Claire Foy has returned to the London stage for the first time after her acclaimed portrayal of Lady Macbeth opposite James McAvoy’s MACBETH at the Trafalgar Studios in 2013. She reunites with her THE CROWN on-screen husband Matt Smith in Matthew Warchus’s revival of Duncan MacMillian’s hilarious two-hander LUNGS at the Old Vic for a short run, which ends this Saturday. They play an unnamed couple freaking out over what to do with their lives in the face of imminent climate catastrophe.
After being nominated for a BAFTA for her performance as the ill-fated queen Anne Boleyn in the BBC television serial WOLF HALL (2015), Claire received further international recognition for her role as the young Queen Elizabeth II in the first two seasons of Peter Morgan’s Netflix series THE CROWN opposite Matt, who played her consort, Prince Philip, The Duke of Edinburgh, winning a Golden Globe, an Emmy and two SAG Awards.

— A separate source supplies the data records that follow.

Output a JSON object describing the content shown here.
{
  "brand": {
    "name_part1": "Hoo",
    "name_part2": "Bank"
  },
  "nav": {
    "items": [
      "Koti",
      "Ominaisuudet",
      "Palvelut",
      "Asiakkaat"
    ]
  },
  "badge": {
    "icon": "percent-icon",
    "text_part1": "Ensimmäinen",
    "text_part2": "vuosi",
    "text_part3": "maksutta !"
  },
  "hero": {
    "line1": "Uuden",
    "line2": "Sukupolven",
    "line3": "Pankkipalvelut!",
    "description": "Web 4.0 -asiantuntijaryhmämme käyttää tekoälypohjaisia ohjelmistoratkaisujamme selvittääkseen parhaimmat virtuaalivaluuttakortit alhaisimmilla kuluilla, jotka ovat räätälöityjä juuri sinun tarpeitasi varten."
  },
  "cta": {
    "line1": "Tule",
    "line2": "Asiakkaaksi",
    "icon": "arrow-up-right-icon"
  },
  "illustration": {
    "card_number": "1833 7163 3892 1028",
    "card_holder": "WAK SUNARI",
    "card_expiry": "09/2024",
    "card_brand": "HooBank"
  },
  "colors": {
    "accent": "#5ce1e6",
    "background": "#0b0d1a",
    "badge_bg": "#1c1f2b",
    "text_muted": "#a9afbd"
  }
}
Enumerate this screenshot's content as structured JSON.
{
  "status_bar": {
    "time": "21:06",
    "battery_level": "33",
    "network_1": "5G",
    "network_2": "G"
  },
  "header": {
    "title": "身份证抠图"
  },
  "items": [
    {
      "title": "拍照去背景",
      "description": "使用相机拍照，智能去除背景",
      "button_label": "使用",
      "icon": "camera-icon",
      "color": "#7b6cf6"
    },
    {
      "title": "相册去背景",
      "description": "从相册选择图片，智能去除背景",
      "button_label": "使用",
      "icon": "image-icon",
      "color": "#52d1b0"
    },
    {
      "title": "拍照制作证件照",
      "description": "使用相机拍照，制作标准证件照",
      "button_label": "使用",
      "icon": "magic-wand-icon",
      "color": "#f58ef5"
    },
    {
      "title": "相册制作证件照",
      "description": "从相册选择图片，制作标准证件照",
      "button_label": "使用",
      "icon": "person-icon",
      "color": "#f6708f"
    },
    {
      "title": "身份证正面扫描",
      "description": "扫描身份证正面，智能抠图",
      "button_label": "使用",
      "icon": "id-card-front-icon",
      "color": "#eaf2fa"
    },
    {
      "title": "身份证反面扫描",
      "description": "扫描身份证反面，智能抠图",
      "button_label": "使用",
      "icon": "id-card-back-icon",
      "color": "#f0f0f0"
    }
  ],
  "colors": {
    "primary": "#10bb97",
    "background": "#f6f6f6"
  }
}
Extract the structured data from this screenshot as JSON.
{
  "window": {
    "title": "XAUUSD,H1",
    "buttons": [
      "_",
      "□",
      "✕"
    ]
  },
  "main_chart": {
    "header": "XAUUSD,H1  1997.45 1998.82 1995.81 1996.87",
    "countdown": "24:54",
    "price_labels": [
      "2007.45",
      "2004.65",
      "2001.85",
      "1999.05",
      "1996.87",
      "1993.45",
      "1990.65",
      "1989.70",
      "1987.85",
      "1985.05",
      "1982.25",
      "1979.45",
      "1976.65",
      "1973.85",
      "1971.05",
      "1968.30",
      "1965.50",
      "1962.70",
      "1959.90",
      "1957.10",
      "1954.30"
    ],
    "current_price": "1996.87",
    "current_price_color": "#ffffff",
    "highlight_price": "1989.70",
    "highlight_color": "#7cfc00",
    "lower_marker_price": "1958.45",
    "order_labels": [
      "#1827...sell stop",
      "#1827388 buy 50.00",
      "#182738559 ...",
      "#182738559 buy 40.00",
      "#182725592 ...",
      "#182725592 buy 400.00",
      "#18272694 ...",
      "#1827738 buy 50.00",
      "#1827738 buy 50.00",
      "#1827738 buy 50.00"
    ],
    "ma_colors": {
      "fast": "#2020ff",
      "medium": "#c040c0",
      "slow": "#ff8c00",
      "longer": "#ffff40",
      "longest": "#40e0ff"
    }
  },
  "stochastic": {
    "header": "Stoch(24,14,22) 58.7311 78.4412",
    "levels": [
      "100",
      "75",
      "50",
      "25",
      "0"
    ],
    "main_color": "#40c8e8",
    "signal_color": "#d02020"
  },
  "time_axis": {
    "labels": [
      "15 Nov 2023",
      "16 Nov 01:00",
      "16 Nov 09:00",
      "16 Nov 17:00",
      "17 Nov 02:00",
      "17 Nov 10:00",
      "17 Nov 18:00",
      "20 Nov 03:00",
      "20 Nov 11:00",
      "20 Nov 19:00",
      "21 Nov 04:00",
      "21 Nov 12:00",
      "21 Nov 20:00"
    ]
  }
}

She was also BAFTA nominated as she was for her performance as Neil Armstrong’s wife Janet in Damien Chazelle’s 2018 biopic FIRST MAN.
In his TimeOut review, Andrzej Lukowski wrote, “Claire Foy and Matt Smith are magnetic in this big stage outing.”
Claire kindly signed this sketch for me during rehearsals at the Old Vic.
Glasgow-born James McAvoy has just completed the lead role in a sell out season of ‘the Scottish play’, with English actress Claire Foy as Lady Macbeth.
After an eighty day run as London’s Trafalgar Studios, James goes straight into filming the next instalment of X Men alongside the two Knights, Patrick Stewart and Ian McKellen, who have both also starred as the murdering Scot. James commented that it would be fun having three Macbeths in the one place “We might have a Macbeth-off – my Macbeth’s better than your Macbeth!”
The production received rave reviews, but the interaction with the audience didn’t always go to script. He suddenly stopped mid-scene when someone in the front was filming with his mobile phone. He refused to continue with the play until the device was firmly put away. James also stopped in the middle of the climatic sword fight to help an audience member who had collapsed. He called for help, cracked a joke or two, then continued the scene with the same intensity, according to one witness who tweeted the event. On another occasion, he told two drunk women who kept talking through the early scenes to “shut up”. They eventually complied and later fell asleep.
When he signed my sketch, going in for the Friday evening’s performance, he was telling the gathered ‘graphers that he had injured an eye and his hand due to the intense physicality of the play. Luckily it was his left hand, so he could still sign!